▸ **Exercise directions**
Please find every line below that includes "image" and report how many there are. Nothing else is needed.

▸ **Data supplied**
-- -- --

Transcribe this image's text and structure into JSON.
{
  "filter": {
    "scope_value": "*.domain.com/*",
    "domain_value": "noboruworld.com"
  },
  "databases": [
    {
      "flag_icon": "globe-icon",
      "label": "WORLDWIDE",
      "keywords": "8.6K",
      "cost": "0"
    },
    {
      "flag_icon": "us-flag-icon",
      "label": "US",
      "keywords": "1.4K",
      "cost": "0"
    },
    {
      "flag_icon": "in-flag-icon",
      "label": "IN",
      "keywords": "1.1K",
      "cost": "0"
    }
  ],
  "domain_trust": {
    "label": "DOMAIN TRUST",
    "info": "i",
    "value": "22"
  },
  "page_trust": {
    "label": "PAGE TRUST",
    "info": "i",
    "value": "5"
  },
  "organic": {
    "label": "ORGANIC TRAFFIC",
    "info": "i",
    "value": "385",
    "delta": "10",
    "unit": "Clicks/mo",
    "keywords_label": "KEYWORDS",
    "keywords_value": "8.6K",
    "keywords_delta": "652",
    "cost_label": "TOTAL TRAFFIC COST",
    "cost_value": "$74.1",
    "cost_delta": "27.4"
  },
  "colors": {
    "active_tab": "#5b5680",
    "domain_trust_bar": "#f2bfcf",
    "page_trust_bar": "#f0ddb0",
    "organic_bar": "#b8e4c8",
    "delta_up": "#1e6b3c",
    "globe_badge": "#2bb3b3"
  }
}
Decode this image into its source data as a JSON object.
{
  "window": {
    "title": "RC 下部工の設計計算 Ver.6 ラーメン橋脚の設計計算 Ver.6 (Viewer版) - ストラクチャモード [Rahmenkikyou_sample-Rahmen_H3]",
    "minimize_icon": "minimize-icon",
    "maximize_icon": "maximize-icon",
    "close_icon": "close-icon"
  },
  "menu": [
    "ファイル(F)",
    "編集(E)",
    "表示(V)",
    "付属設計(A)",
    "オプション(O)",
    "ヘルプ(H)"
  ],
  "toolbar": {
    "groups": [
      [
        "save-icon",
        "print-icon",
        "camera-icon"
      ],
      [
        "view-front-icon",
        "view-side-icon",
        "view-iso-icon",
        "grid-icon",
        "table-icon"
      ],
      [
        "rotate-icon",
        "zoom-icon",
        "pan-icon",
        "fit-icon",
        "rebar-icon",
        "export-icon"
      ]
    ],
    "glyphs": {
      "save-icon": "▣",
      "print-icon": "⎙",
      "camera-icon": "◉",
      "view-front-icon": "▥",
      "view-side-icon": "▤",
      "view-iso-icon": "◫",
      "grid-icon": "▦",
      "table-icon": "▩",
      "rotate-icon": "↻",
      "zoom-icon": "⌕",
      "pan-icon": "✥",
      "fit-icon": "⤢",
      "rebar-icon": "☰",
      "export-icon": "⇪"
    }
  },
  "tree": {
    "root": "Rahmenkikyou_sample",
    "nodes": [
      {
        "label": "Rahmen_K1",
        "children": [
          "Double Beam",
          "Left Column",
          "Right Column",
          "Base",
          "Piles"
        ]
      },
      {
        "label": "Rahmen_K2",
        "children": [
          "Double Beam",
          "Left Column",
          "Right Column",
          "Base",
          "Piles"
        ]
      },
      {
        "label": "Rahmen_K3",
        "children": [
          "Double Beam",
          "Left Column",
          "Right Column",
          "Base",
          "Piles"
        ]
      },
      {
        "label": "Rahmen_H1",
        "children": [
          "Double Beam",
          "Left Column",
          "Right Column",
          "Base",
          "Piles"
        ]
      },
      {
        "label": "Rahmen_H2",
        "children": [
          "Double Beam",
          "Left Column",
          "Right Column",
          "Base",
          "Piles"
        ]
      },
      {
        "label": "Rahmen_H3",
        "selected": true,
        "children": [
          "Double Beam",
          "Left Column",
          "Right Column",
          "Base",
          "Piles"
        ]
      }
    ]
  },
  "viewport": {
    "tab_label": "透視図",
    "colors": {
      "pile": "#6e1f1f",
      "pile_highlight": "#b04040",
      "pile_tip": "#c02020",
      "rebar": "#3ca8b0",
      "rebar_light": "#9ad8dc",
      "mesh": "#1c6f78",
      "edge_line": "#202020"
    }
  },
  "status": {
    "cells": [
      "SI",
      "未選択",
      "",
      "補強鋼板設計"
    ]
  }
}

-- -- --

▸ **Task response**
2